## What you will do
Copy the records below exactly, leaving out any pictures.

::: Exercise data

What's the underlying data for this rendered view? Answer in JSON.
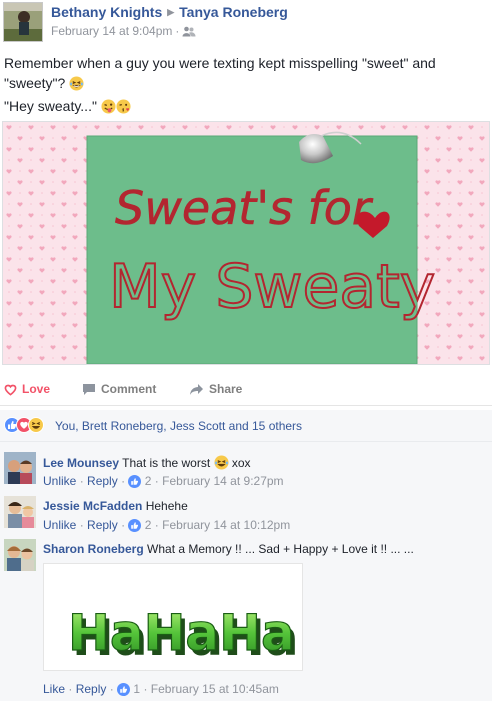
{
  "post": {
    "author": "Bethany Knights",
    "target": "Tanya Roneberg",
    "timestamp": "February 14 at 9:04pm",
    "separator": "·",
    "audience_icon": "friends-icon",
    "text_line1": "Remember when a guy you were texting kept misspelling \"sweet\" and",
    "text_line2": "\"sweety\"?",
    "text_line3": "\"Hey sweaty...\"",
    "image": {
      "line1": "Sweat's for",
      "line2": "My Sweaty",
      "background": "#fde7ee",
      "paper": "#6fbe8e",
      "ink": "#b32630"
    }
  },
  "actions": {
    "love_label": "Love",
    "comment_label": "Comment",
    "share_label": "Share",
    "love_color": "#f25268"
  },
  "reactions": {
    "summary": "You, Brett Roneberg, Jess Scott and 15 others"
  },
  "comments": [
    {
      "author": "Lee Mounsey",
      "text_before": "That is the worst",
      "text_after": "xox",
      "like_label": "Unlike",
      "reply_label": "Reply",
      "likes": "2",
      "time": "February 14 at 9:27pm",
      "sep": "·"
    },
    {
      "author": "Jessie McFadden",
      "text": "Hehehe",
      "like_label": "Unlike",
      "reply_label": "Reply",
      "likes": "2",
      "time": "February 14 at 10:12pm",
      "sep": "·"
    },
    {
      "author": "Sharon Roneberg",
      "text": "What a Memory !! ... Sad + Happy + Love it !! ... ...",
      "gif_text": "HaHaHa",
      "like_label": "Like",
      "reply_label": "Reply",
      "likes": "1",
      "time": "February 15 at 10:45am",
      "sep": "·"
    }
  ],
  "colors": {
    "link": "#365899",
    "muted": "#90949c",
    "like_blue": "#5890ff",
    "haha_yellow": "#f7c94a"
  }
}
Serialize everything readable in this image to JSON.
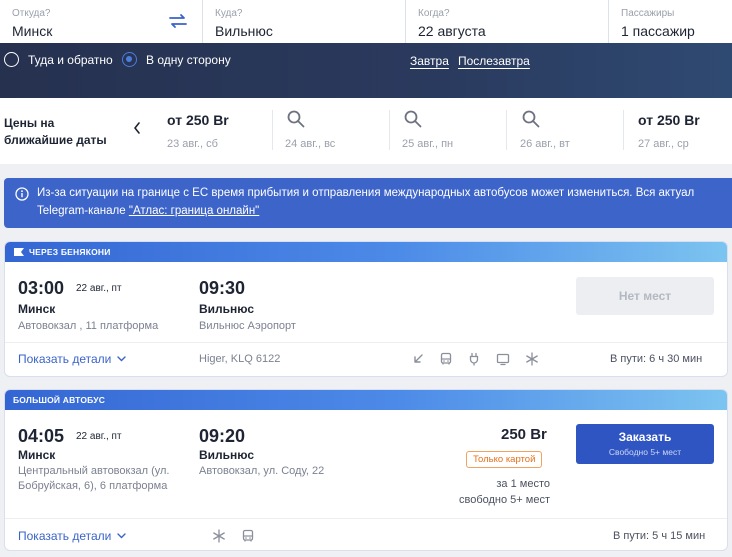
{
  "search": {
    "from_label": "Откуда?",
    "from_value": "Минск",
    "to_label": "Куда?",
    "to_value": "Вильнюс",
    "date_label": "Когда?",
    "date_value": "22 августа",
    "pass_label": "Пассажиры",
    "pass_value": "1 пассажир",
    "roundtrip_label": "Туда и обратно",
    "oneway_label": "В одну сторону",
    "tomorrow_label": "Завтра",
    "dayafter_label": "Послезавтра"
  },
  "dates": {
    "title_line1": "Цены на",
    "title_line2": "ближайшие даты",
    "days": [
      {
        "price": "от 250 Br",
        "label": "23 авг., сб"
      },
      {
        "price": "",
        "label": "24 авг., вс"
      },
      {
        "price": "",
        "label": "25 авг., пн"
      },
      {
        "price": "",
        "label": "26 авг., вт"
      },
      {
        "price": "от 250 Br",
        "label": "27 авг., ср"
      }
    ]
  },
  "notice": {
    "line1": "Из-за ситуации на границе с ЕС время прибытия и отправления международных автобусов может измениться. Вся актуал",
    "line2_prefix": "Telegram-канале ",
    "link": "\"Атлас: граница онлайн\""
  },
  "trips": [
    {
      "ribbon": "ЧЕРЕЗ БЕНЯКОНИ",
      "dep_time": "03:00",
      "dep_date": "22 авг., пт",
      "dep_city": "Минск",
      "dep_station_1": "Автовокзал , 11 платформа",
      "dep_station_2": "",
      "arr_time": "09:30",
      "arr_city": "Вильнюс",
      "arr_station": "Вильнюс Аэропорт",
      "button": "Нет мест",
      "details": "Показать детали",
      "bus": "Higer, KLQ 6122",
      "duration": "В пути: 6 ч 30 мин",
      "amenities": [
        "recline-icon",
        "bus-icon",
        "socket-icon",
        "tv-icon",
        "snowflake-icon"
      ]
    },
    {
      "ribbon": "БОЛЬШОЙ АВТОБУС",
      "dep_time": "04:05",
      "dep_date": "22 авг., пт",
      "dep_city": "Минск",
      "dep_station_1": "Центральный автовокзал (ул.",
      "dep_station_2": "Бобруйская, 6), 6 платформа",
      "arr_time": "09:20",
      "arr_city": "Вильнюс",
      "arr_station": "Автовокзал, ул. Соду, 22",
      "price": "250 Br",
      "badge": "Только картой",
      "seat_1": "за 1 место",
      "seat_2": "свободно 5+ мест",
      "button": "Заказать",
      "button_sub": "Свободно 5+ мест",
      "details": "Показать детали",
      "duration": "В пути: 5 ч 15 мин",
      "amenities": [
        "snowflake-icon",
        "bus-icon"
      ]
    }
  ],
  "colors": {
    "accent": "#3d64c9",
    "header": "#2a3a5e",
    "badge": "#e2711c"
  }
}
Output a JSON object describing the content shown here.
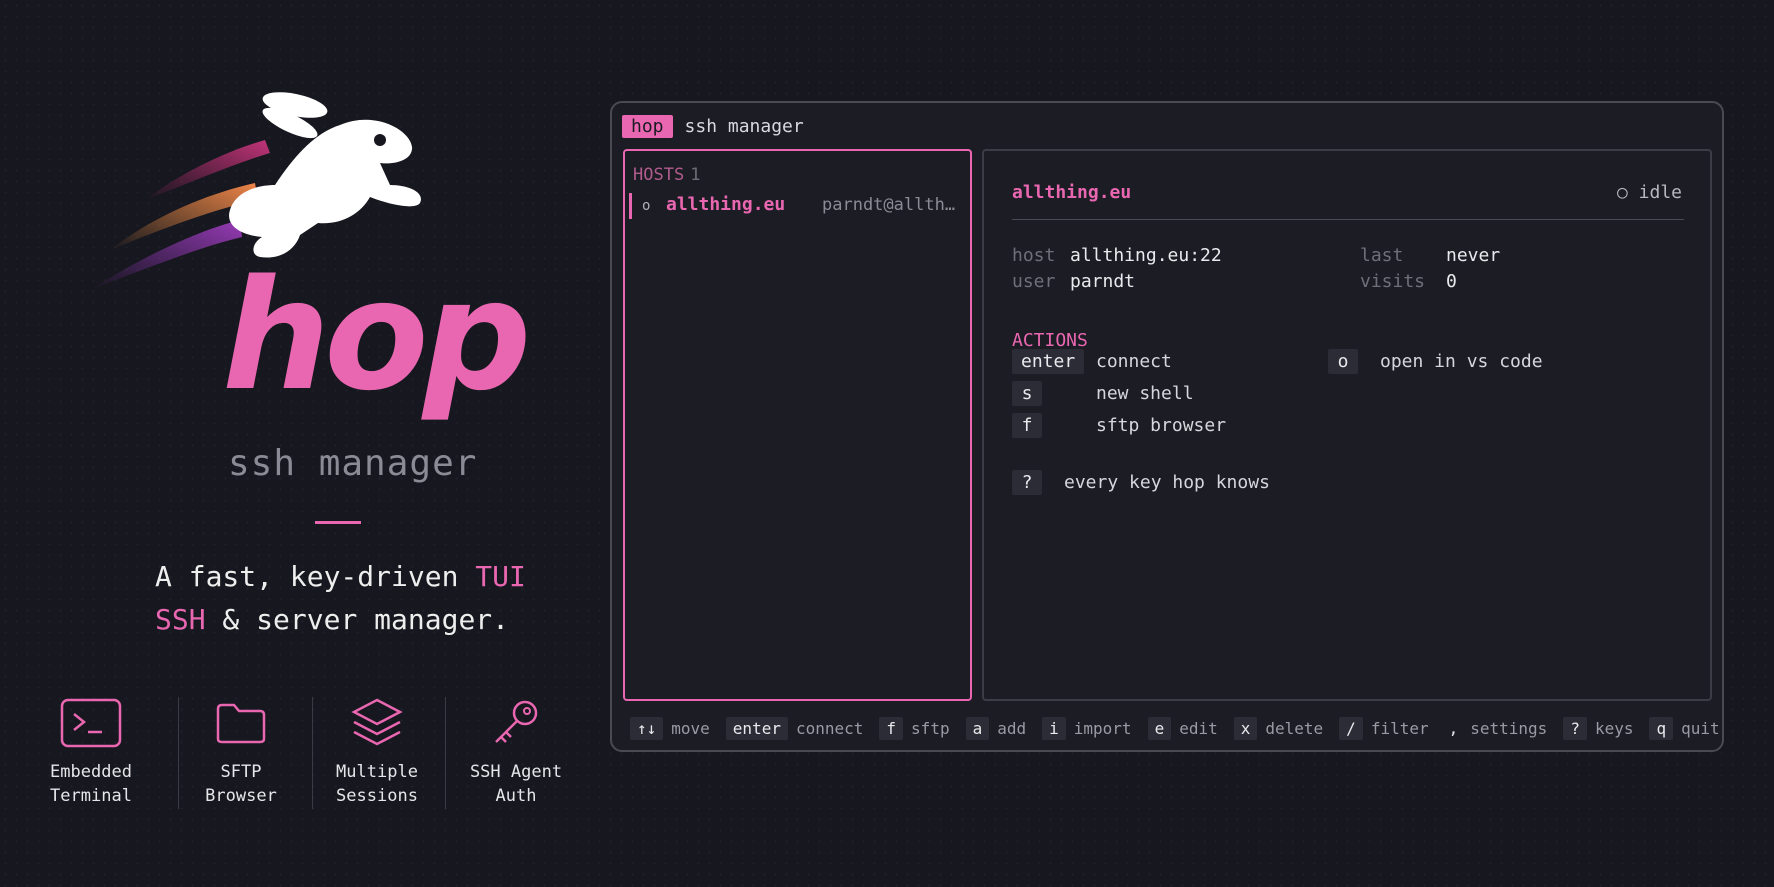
{
  "brand": {
    "word": "hop",
    "subtitle": "ssh manager",
    "tagline_part1": "A fast, key-driven ",
    "tagline_accent1": "TUI",
    "tagline_accent2": "SSH",
    "tagline_part2": " & server manager."
  },
  "features": [
    {
      "line1": "Embedded",
      "line2": "Terminal",
      "icon": "terminal-icon"
    },
    {
      "line1": "SFTP",
      "line2": "Browser",
      "icon": "folder-icon"
    },
    {
      "line1": "Multiple",
      "line2": "Sessions",
      "icon": "layers-icon"
    },
    {
      "line1": "SSH Agent",
      "line2": "Auth",
      "icon": "key-icon"
    }
  ],
  "window": {
    "badge": "hop",
    "title": "ssh manager"
  },
  "hosts": {
    "header": "HOSTS",
    "count": "1",
    "items": [
      {
        "status_glyph": "o",
        "name": "allthing.eu",
        "user": "parndt@allth…"
      }
    ]
  },
  "detail": {
    "name": "allthing.eu",
    "status": "○ idle",
    "host_label": "host",
    "host_value": "allthing.eu:22",
    "user_label": "user",
    "user_value": "parndt",
    "last_label": "last",
    "last_value": "never",
    "visits_label": "visits",
    "visits_value": "0",
    "actions_header": "ACTIONS",
    "actions": [
      {
        "key": "enter",
        "label": "connect"
      },
      {
        "key": "s",
        "label": "new shell"
      },
      {
        "key": "f",
        "label": "sftp browser"
      },
      {
        "key": "o",
        "label": "open in vs code"
      },
      {
        "key": "?",
        "label": "every key hop knows"
      }
    ]
  },
  "statusbar": [
    {
      "key": "↑↓",
      "label": "move"
    },
    {
      "key": "enter",
      "label": "connect"
    },
    {
      "key": "f",
      "label": "sftp"
    },
    {
      "key": "a",
      "label": "add"
    },
    {
      "key": "i",
      "label": "import"
    },
    {
      "key": "e",
      "label": "edit"
    },
    {
      "key": "x",
      "label": "delete"
    },
    {
      "key": "/",
      "label": "filter"
    },
    {
      "key": ",",
      "label": "settings"
    },
    {
      "key": "?",
      "label": "keys"
    },
    {
      "key": "q",
      "label": "quit"
    }
  ],
  "colors": {
    "accent": "#e967b0",
    "background": "#17171f",
    "panel": "#1c1c24"
  }
}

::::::

## Result
What's the underlying data for this rendered view? Answer in JSON.
{
  "post": {
    "author": "Bethany Knights",
    "target": "Tanya Roneberg",
    "timestamp": "February 14 at 9:04pm",
    "separator": "·",
    "audience_icon": "friends-icon",
    "text_line1": "Remember when a guy you were texting kept misspelling \"sweet\" and",
    "text_line2": "\"sweety\"?",
    "text_line3": "\"Hey sweaty...\"",
    "image": {
      "line1": "Sweat's for",
      "line2": "My Sweaty",
      "background": "#fde7ee",
      "paper": "#6fbe8e",
      "ink": "#b32630"
    }
  },
  "actions": {
    "love_label": "Love",
    "comment_label": "Comment",
    "share_label": "Share",
    "love_color": "#f25268"
  },
  "reactions": {
    "summary": "You, Brett Roneberg, Jess Scott and 15 others"
  },
  "comments": [
    {
      "author": "Lee Mounsey",
      "text_before": "That is the worst",
      "text_after": "xox",
      "like_label": "Unlike",
      "reply_label": "Reply",
      "likes": "2",
      "time": "February 14 at 9:27pm",
      "sep": "·"
    },
    {
      "author": "Jessie McFadden",
      "text": "Hehehe",
      "like_label": "Unlike",
      "reply_label": "Reply",
      "likes": "2",
      "time": "February 14 at 10:12pm",
      "sep": "·"
    },
    {
      "author": "Sharon Roneberg",
      "text": "What a Memory !! ... Sad + Happy + Love it !! ... ...",
      "gif_text": "HaHaHa",
      "like_label": "Like",
      "reply_label": "Reply",
      "likes": "1",
      "time": "February 15 at 10:45am",
      "sep": "·"
    }
  ],
  "colors": {
    "link": "#365899",
    "muted": "#90949c",
    "like_blue": "#5890ff",
    "haha_yellow": "#f7c94a"
  }
}
Serialize everything readable in this image to JSON.
{
  "search": {
    "from_label": "Откуда?",
    "from_value": "Минск",
    "to_label": "Куда?",
    "to_value": "Вильнюс",
    "date_label": "Когда?",
    "date_value": "22 августа",
    "pass_label": "Пассажиры",
    "pass_value": "1 пассажир",
    "roundtrip_label": "Туда и обратно",
    "oneway_label": "В одну сторону",
    "tomorrow_label": "Завтра",
    "dayafter_label": "Послезавтра"
  },
  "dates": {
    "title_line1": "Цены на",
    "title_line2": "ближайшие даты",
    "days": [
      {
        "price": "от 250 Br",
        "label": "23 авг., сб"
      },
      {
        "price": "",
        "label": "24 авг., вс"
      },
      {
        "price": "",
        "label": "25 авг., пн"
      },
      {
        "price": "",
        "label": "26 авг., вт"
      },
      {
        "price": "от 250 Br",
        "label": "27 авг., ср"
      }
    ]
  },
  "notice": {
    "line1": "Из-за ситуации на границе с ЕС время прибытия и отправления международных автобусов может измениться. Вся актуал",
    "line2_prefix": "Telegram-канале ",
    "link": "\"Атлас: граница онлайн\""
  },
  "trips": [
    {
      "ribbon": "ЧЕРЕЗ БЕНЯКОНИ",
      "dep_time": "03:00",
      "dep_date": "22 авг., пт",
      "dep_city": "Минск",
      "dep_station_1": "Автовокзал , 11 платформа",
      "dep_station_2": "",
      "arr_time": "09:30",
      "arr_city": "Вильнюс",
      "arr_station": "Вильнюс Аэропорт",
      "button": "Нет мест",
      "details": "Показать детали",
      "bus": "Higer, KLQ 6122",
      "duration": "В пути: 6 ч 30 мин",
      "amenities": [
        "recline-icon",
        "bus-icon",
        "socket-icon",
        "tv-icon",
        "snowflake-icon"
      ]
    },
    {
      "ribbon": "БОЛЬШОЙ АВТОБУС",
      "dep_time": "04:05",
      "dep_date": "22 авг., пт",
      "dep_city": "Минск",
      "dep_station_1": "Центральный автовокзал (ул.",
      "dep_station_2": "Бобруйская, 6), 6 платформа",
      "arr_time": "09:20",
      "arr_city": "Вильнюс",
      "arr_station": "Автовокзал, ул. Соду, 22",
      "price": "250 Br",
      "badge": "Только картой",
      "seat_1": "за 1 место",
      "seat_2": "свободно 5+ мест",
      "button": "Заказать",
      "button_sub": "Свободно 5+ мест",
      "details": "Показать детали",
      "duration": "В пути: 5 ч 15 мин",
      "amenities": [
        "snowflake-icon",
        "bus-icon"
      ]
    }
  ],
  "colors": {
    "accent": "#3d64c9",
    "header": "#2a3a5e",
    "badge": "#e2711c"
  }
}
Output a JSON object describing the content shown here.
{
  "brand": {
    "word": "hop",
    "subtitle": "ssh manager",
    "tagline_part1": "A fast, key-driven ",
    "tagline_accent1": "TUI",
    "tagline_accent2": "SSH",
    "tagline_part2": " & server manager."
  },
  "features": [
    {
      "line1": "Embedded",
      "line2": "Terminal",
      "icon": "terminal-icon"
    },
    {
      "line1": "SFTP",
      "line2": "Browser",
      "icon": "folder-icon"
    },
    {
      "line1": "Multiple",
      "line2": "Sessions",
      "icon": "layers-icon"
    },
    {
      "line1": "SSH Agent",
      "line2": "Auth",
      "icon": "key-icon"
    }
  ],
  "window": {
    "badge": "hop",
    "title": "ssh manager"
  },
  "hosts": {
    "header": "HOSTS",
    "count": "1",
    "items": [
      {
        "status_glyph": "o",
        "name": "allthing.eu",
        "user": "parndt@allth…"
      }
    ]
  },
  "detail": {
    "name": "allthing.eu",
    "status": "○ idle",
    "host_label": "host",
    "host_value": "allthing.eu:22",
    "user_label": "user",
    "user_value": "parndt",
    "last_label": "last",
    "last_value": "never",
    "visits_label": "visits",
    "visits_value": "0",
    "actions_header": "ACTIONS",
    "actions": [
      {
        "key": "enter",
        "label": "connect"
      },
      {
        "key": "s",
        "label": "new shell"
      },
      {
        "key": "f",
        "label": "sftp browser"
      },
      {
        "key": "o",
        "label": "open in vs code"
      },
      {
        "key": "?",
        "label": "every key hop knows"
      }
    ]
  },
  "statusbar": [
    {
      "key": "↑↓",
      "label": "move"
    },
    {
      "key": "enter",
      "label": "connect"
    },
    {
      "key": "f",
      "label": "sftp"
    },
    {
      "key": "a",
      "label": "add"
    },
    {
      "key": "i",
      "label": "import"
    },
    {
      "key": "e",
      "label": "edit"
    },
    {
      "key": "x",
      "label": "delete"
    },
    {
      "key": "/",
      "label": "filter"
    },
    {
      "key": ",",
      "label": "settings"
    },
    {
      "key": "?",
      "label": "keys"
    },
    {
      "key": "q",
      "label": "quit"
    }
  ],
  "colors": {
    "accent": "#e967b0",
    "background": "#17171f",
    "panel": "#1c1c24"
  }
}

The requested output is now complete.